Both large and small quantity generators must, or will be required to mark their containers in the central and satellite accumulation areas with the words “hazardous waste”,  in addition to the date accumulation begins on central storage area containers and any containers containing excess waste, over 55 gallons, in the satellite accumulation area.

But now, generators shall or will be required to add an “indication of the hazards” of the contents. For example, the name of the waste (ie: ignitable), a Department of Transportation hazard class label or placard, or a hazard warning or pictogram from the OSHA GHS Hazard Communication Requirements. Then as you, who are under the new changes already know, generators must include their waste codes on waste containers before they are allowed to be shipped off site.

You will also find, large quantity generator facility and hazardous waste storage unit clean closure requirements. To certify that each facility, once closed, and each on-site storage unit, when closed, is “clean-closed” properly. Failure to do so may trigger them to be managed as landfills, which, among other nightmares, might entail groundwater monitoring requirements.

Then, not least and not last, you have, or will be required to, beef up your Preparedness, Prevention and Emergency Procedure Plans, by adding new requirements for documenting what arrangements were made to authorities (local hospitals, rescue units, police and fire departments) or at the very least, documentation of the attempts, that were made by the generator.

Also, the next time a large quantity generator writes a new or updates their required Contingency Plan, they must also prepare and make available, a quick reference guide that summarizes the contingency plan, including: the types and amounts of hazardous waste that could be on their property at any one time, any special medical treatments or facilities that might be required, a map of the facility, the surrounding area and nearby fire hydrants.

This quick reference guide would also be required to include the name and contact information for your site’s emergency coordinator.   

And don’t worry just remember, it is not a “faux pas” to use the word “generator”, only not to understand it’s true meaning.

I hope to see you at one of my upcoming seminars. In the meantime, check out the generator improvements rule web page at: , and also visit our website  to order “The Hazardous Materials, Substances  & Wastes Compliance Guide”.

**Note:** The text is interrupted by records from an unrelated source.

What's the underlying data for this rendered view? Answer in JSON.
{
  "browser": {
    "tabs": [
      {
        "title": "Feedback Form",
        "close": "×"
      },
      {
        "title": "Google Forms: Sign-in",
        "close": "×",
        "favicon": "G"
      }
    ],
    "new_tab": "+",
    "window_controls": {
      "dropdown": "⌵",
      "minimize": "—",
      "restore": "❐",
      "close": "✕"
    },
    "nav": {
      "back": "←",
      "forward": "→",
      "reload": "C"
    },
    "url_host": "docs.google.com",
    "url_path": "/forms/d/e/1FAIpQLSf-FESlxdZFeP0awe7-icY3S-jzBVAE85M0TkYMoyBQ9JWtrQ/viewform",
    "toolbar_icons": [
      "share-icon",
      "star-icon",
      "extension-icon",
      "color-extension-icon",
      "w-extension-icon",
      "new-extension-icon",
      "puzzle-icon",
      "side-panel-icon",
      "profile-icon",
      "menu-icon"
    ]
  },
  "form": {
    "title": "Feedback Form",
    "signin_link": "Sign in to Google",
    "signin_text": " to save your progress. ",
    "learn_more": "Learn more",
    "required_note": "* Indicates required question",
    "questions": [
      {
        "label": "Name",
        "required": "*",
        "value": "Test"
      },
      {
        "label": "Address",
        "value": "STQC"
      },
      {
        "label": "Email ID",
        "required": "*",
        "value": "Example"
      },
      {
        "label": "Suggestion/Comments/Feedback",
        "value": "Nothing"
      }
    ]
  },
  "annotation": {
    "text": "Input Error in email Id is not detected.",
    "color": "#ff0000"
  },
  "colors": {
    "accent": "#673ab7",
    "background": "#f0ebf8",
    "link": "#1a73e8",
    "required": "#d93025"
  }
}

Then if you still have any questions, corrections or concerns call me at (610)683-6721 or email me at

Thank you for your readership and support.

Robert J Keegan
Publisher and President
Hazardous Materials Publishing Company